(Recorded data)
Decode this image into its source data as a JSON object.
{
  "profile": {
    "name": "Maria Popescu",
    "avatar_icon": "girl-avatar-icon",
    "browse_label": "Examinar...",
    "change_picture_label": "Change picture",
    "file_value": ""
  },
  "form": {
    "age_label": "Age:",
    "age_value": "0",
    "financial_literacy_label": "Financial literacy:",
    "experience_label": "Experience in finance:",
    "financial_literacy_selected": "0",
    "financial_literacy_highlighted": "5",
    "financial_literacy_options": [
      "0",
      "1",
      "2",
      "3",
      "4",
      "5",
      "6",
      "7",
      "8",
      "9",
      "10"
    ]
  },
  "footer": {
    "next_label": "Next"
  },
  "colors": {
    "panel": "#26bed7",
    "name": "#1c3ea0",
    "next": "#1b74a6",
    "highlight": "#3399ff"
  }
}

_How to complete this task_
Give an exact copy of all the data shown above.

_Result_
Decode this image into its source data as a JSON object.
{
  "profile": {
    "name": "Maria Popescu",
    "avatar_icon": "girl-avatar-icon",
    "browse_label": "Examinar...",
    "change_picture_label": "Change picture",
    "file_value": ""
  },
  "form": {
    "age_label": "Age:",
    "age_value": "0",
    "financial_literacy_label": "Financial literacy:",
    "experience_label": "Experience in finance:",
    "financial_literacy_selected": "0",
    "financial_literacy_highlighted": "5",
    "financial_literacy_options": [
      "0",
      "1",
      "2",
      "3",
      "4",
      "5",
      "6",
      "7",
      "8",
      "9",
      "10"
    ]
  },
  "footer": {
    "next_label": "Next"
  },
  "colors": {
    "panel": "#26bed7",
    "name": "#1c3ea0",
    "next": "#1b74a6",
    "highlight": "#3399ff"
  }
}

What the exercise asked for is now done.